How in the world you could have gone there for 15 years and never seen him dance is beyond me. He must not like you!

John Kessler

July 23rd, 2013
4:23 pm

Hey, Thrasher — Thanks. I know there are many different ways prepare kibbe, but I just wanted to let folks know that it was different from what was expected. Also, I’m sorry if it was unclear, but I’ve never been to Nicola’s until now. This was a first visit. As I said, it seems like a really sweet restaurant, and Nicola seems like a great guy. My reaction to the food was a bit mixed, though I did love the tabbouleh, the eggplant with rice and the lamb shank. But food is only part of the equation. Thanks for your comment.

thrasher

July 23rd, 2013
8:54 pm

Oops, sorry John, I guess I misread your 15 years comment. My bad. Now, if you want to get really adventurous, ask for the Kibbee Neyah (only made on Fri and Sat nights – you might have to call ahead). It’s essentially like steak tartare with bulgur wheat, olive oil and spices. Delicious, a true delicacy, but very rich and a little goes a long way!

xxx

July 24th, 2013
4:42 pm

Went there once, had the distinct displeasure of trying to choke down the delight platter. Blech is right.

Tom

July 24th, 2013
5:57 pm

Being Lebanese, I went there when I first came to the US 15 years ago. That was enough to let me know never to go back! There is very little that’s authentic about the food….and it’s pretty tasteless. BTW, the Kibbe you describe, John, is called Kibbeh B’ssanieh. It is baked in the oven but if made properly, is never dry since it is smothered in clarified butter and olive oil before being baked in the oven. What you describe sounds pretty terrible!

Finn McCool

July 24th, 2013
6:21 pm

My wife and I use to go here back in the mid 90’s when we were dating and after getting married. I’m glad they’ve weathered the years. We also used to go to Benedetti’s (a little closer) to Emory but I think they tried to expand the restaurant and went under in the early 00’s.
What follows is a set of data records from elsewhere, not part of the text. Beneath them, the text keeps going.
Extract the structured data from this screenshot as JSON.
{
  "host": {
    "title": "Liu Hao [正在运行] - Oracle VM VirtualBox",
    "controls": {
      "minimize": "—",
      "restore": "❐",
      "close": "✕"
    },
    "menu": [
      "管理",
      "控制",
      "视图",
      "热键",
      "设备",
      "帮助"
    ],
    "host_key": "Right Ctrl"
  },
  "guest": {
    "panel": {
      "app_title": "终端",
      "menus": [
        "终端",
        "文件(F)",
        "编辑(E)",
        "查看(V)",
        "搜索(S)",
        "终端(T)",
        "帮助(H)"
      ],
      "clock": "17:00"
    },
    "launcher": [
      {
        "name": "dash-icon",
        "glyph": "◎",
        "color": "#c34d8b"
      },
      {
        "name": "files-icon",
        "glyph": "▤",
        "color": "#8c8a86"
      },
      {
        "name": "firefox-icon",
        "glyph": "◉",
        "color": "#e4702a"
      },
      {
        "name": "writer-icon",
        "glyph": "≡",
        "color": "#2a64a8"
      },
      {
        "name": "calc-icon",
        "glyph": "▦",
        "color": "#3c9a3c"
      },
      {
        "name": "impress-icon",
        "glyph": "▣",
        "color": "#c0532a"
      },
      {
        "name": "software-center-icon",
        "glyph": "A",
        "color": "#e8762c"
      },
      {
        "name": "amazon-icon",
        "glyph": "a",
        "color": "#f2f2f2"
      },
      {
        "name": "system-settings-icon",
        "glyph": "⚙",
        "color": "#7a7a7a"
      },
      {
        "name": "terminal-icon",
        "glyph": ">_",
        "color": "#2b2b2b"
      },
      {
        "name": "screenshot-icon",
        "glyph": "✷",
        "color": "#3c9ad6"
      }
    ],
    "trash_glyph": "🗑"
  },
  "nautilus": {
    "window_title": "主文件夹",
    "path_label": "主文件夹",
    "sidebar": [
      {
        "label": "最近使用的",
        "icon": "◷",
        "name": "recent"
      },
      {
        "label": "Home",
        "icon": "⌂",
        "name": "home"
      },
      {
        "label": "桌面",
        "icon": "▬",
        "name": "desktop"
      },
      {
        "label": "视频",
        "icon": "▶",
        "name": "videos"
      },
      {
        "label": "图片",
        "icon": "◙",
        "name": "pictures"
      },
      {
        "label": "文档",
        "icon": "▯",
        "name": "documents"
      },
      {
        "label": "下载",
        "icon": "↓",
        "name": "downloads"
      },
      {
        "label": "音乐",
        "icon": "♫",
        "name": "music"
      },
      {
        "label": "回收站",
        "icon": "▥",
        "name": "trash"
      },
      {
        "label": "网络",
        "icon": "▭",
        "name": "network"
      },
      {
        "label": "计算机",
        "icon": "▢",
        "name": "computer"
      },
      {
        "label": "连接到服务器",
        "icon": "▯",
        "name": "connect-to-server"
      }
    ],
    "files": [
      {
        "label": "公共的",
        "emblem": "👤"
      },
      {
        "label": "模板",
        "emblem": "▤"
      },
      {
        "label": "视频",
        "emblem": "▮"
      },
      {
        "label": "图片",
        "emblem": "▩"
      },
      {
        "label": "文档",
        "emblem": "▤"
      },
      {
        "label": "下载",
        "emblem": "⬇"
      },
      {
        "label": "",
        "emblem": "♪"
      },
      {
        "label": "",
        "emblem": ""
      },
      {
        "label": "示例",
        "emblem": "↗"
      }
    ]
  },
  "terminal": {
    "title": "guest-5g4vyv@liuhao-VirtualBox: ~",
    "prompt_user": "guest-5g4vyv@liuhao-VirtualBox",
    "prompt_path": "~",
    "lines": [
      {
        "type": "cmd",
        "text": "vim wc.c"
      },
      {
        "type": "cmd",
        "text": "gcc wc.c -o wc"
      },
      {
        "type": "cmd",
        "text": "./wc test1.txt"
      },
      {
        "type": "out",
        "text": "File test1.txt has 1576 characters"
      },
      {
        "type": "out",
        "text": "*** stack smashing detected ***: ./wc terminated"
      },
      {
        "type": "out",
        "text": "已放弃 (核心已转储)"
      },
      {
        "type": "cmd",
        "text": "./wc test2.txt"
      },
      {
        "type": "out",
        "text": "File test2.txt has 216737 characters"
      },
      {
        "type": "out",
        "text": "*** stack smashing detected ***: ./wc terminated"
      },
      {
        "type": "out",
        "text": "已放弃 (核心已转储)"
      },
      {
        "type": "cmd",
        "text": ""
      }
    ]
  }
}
Anyone know what happened to Benedetti’s? If expansion was the problem then they might want to remember the restaurants in Italy which will actually close their doors once they have all the customers they can take that evening. Nothing like being the second couple to sit down at Ristorante Guidoriccio in Siena and 3 couples later the doors get shut.

That’s when you take time to get to know the owner and his wife (who I think was the one in the kitchen cooking – exact same thing happened in a Rick Steve’s suggested place in Rome. 6 tables fill, door closes, wife is whipping up some incredible stuff in the kitchen for 6 tables.)

CD

July 25th, 2013
11:16 pm

I’ve been to many Lebanese restaurants, and I think Nicola’s is the best. The hummus is delicious. Grape leaves are fantastic. I have had many versions of grape leaves at multiple Lebanese restaurants but Nicola’s standard of grape leaves far exceeds any others I’ve had. His artichoke hearts are pretty amazing. The kibbe goes well with the yogurt sauce. His rice is awesome. I love the many versions of the salads that come with the meza. It all goes great with the house red wine. The bill is always surprisingly low. The main attraction is the dancing on Friday and Saturday nights. If I bring a group of friends, young or old, they always have a great time. There’s something truly special about this place and the people that you just can’t get from some ultra-expensive stuffy restaurant.

dora sumner

July 28th, 2013
12:22 pm

My family has known Nick since 1982, before he opened a restaurant. Fortunately, he was able to buy this bldg. from Chinese ppl. and start his Lebanese restaurant. He is one of the sweetest men we know. He will see to it that you have a great time, great food, and good service! Celebrate an occasion with him, like we did last night (our 45th anniv) and you will truly enjoy yourself. Go on the weekends (make reservations) and see his dancing. He truly LOVES children too! We drive 90 miles to eat here and it is well worth it………..Luv U Nick and thak you……